___ SOURCE DATA

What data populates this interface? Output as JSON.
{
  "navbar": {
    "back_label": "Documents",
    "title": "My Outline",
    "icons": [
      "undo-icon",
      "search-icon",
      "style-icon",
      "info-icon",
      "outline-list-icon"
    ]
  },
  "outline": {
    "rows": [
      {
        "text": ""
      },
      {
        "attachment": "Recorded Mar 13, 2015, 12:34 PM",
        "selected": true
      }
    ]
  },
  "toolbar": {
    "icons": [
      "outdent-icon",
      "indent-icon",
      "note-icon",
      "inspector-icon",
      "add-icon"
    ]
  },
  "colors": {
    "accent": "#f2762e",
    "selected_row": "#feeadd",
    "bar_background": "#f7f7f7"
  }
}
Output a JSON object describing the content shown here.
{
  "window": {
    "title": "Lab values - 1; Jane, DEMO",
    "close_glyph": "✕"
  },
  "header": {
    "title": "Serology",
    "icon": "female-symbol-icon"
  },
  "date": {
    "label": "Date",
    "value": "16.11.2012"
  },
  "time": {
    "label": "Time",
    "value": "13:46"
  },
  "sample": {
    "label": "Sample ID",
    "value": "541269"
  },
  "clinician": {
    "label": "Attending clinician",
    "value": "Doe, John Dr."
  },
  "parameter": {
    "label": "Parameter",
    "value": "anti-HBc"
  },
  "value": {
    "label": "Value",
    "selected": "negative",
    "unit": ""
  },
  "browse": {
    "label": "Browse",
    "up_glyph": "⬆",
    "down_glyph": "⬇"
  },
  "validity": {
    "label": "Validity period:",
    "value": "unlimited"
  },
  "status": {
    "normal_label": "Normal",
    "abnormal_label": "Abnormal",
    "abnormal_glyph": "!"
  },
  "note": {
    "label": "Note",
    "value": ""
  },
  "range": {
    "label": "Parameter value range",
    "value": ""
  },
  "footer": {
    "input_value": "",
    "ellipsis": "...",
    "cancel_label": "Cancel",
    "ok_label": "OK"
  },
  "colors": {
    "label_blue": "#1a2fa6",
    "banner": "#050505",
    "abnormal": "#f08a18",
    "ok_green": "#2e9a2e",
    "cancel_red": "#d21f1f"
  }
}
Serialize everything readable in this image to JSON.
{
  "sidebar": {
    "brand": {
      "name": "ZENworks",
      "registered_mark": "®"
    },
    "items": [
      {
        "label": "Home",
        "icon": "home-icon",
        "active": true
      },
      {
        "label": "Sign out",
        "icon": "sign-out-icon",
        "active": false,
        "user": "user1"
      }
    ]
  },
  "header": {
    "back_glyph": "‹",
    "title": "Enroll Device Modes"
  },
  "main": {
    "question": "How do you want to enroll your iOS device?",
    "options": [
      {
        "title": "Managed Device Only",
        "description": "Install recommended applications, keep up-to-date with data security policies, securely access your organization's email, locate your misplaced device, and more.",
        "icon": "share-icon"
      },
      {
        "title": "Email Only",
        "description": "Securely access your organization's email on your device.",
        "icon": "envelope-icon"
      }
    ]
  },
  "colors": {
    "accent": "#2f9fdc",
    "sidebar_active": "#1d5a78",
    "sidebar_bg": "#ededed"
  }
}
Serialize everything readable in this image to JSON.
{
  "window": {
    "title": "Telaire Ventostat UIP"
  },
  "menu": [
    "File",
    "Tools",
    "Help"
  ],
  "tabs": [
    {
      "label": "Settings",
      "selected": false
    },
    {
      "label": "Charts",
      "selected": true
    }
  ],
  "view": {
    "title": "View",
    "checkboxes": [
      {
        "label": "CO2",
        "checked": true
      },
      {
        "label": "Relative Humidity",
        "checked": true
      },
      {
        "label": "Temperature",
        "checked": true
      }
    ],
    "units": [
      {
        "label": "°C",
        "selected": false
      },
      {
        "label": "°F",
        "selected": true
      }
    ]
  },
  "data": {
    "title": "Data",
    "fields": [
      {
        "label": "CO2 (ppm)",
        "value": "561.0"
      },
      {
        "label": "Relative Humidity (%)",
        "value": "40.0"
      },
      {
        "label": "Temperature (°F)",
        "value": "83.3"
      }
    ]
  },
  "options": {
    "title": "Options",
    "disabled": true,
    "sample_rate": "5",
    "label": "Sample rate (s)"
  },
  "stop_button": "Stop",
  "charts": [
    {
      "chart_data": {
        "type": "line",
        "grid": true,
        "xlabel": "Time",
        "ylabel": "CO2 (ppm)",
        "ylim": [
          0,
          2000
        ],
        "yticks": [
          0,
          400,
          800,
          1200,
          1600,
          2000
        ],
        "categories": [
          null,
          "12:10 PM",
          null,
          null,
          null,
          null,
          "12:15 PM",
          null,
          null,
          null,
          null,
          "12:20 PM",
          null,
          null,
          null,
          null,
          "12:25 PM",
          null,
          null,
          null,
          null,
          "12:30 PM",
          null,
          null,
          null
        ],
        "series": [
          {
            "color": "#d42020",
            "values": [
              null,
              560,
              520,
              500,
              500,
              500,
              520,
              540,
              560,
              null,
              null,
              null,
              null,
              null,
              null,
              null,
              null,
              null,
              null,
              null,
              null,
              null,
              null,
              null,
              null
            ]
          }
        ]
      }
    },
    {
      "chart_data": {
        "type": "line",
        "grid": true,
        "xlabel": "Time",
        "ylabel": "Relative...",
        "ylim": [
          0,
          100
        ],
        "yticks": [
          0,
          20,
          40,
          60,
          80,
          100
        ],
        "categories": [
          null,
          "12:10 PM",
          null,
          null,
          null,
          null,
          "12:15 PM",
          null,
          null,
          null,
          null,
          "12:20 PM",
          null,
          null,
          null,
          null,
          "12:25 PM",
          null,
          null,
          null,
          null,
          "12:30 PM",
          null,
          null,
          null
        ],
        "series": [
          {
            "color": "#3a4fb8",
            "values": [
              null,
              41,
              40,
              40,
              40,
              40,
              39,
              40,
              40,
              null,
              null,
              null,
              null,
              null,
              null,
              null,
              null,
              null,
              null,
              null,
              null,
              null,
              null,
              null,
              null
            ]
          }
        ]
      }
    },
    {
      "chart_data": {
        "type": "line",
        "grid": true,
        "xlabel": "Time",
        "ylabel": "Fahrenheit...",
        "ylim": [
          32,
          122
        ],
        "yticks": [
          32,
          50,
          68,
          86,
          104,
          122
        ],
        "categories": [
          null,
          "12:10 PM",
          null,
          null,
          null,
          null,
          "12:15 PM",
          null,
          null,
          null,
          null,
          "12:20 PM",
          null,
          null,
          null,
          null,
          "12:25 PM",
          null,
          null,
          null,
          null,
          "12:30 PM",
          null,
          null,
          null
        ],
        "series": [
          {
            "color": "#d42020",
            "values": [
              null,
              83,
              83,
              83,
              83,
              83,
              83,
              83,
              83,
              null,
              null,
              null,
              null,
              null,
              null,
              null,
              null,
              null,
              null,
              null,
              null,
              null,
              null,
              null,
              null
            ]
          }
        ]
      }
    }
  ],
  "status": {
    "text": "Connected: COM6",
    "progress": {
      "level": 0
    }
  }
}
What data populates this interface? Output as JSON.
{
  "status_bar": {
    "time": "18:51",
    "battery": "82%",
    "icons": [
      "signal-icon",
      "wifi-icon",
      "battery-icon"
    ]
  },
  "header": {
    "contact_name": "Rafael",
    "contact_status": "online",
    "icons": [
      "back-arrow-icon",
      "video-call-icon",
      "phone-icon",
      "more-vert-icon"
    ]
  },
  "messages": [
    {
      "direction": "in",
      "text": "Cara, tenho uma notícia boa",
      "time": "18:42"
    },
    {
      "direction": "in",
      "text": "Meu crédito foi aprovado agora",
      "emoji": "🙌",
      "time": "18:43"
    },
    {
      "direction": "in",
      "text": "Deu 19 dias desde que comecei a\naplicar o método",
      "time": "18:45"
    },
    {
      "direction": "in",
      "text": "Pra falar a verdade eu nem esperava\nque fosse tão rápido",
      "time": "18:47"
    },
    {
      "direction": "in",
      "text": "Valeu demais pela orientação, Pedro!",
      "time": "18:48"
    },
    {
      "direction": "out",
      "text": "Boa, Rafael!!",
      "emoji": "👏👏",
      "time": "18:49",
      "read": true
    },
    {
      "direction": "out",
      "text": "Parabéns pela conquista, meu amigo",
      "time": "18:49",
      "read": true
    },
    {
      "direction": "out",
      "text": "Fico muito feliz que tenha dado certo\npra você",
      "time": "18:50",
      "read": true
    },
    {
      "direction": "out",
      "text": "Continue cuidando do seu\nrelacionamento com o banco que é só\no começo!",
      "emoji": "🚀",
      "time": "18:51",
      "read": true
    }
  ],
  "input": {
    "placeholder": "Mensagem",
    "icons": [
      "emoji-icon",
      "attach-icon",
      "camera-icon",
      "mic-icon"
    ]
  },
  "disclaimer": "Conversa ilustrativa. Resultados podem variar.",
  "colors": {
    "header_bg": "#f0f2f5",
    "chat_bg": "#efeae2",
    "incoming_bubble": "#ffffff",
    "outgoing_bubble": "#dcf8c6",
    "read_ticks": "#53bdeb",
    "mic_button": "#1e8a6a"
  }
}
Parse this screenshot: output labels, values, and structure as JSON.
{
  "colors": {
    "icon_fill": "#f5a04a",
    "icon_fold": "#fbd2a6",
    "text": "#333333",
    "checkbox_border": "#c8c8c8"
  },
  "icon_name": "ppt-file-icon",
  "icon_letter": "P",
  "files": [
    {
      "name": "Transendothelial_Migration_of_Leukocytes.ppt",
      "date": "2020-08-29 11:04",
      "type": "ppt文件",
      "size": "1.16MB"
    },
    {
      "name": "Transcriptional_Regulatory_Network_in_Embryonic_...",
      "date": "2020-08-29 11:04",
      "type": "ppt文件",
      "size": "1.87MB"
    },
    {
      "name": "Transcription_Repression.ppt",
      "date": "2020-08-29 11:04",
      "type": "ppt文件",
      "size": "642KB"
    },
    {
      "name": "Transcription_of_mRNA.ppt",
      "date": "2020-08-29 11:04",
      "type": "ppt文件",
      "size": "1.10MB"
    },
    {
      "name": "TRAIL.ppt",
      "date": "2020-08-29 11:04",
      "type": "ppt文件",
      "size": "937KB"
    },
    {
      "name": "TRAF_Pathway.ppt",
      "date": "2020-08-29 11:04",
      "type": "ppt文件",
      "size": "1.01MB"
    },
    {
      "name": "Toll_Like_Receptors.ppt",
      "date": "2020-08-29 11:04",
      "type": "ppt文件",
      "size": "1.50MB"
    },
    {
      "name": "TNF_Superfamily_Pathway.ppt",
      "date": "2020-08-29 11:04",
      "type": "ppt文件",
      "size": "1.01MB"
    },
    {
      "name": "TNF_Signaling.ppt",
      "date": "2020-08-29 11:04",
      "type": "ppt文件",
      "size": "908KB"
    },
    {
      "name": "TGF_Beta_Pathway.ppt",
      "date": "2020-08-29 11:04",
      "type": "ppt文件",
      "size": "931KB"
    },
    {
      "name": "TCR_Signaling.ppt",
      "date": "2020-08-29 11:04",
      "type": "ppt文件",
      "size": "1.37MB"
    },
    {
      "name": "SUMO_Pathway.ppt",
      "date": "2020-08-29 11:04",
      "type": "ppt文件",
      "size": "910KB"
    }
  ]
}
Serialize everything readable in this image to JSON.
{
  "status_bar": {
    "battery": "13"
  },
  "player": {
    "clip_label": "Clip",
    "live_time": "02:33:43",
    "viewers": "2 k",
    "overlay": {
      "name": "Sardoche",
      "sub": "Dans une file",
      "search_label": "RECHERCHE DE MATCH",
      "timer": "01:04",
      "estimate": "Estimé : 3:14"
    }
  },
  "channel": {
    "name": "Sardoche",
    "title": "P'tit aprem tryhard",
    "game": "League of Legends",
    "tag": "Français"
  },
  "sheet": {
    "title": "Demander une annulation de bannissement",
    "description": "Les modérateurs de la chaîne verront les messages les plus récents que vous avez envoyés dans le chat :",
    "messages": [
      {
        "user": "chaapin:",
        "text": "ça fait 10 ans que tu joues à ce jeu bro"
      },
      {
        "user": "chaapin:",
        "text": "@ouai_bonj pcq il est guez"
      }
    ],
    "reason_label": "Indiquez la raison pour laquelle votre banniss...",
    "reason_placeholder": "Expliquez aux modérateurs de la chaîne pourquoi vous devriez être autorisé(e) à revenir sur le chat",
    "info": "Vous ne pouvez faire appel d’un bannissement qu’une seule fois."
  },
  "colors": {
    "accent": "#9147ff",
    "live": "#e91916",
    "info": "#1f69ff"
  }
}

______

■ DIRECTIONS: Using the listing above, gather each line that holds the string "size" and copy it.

■ ANSWER TO THIS EXERCISE:
      "size": "1.16MB"
      "size": "1.87MB"
      "size": "642KB"
      "size": "1.10MB"
      "size": "937KB"
      "size": "1.01MB"
      "size": "1.50MB"
      "size": "1.01MB"
      "size": "908KB"
      "size": "931KB"
      "size": "1.37MB"
      "size": "910KB"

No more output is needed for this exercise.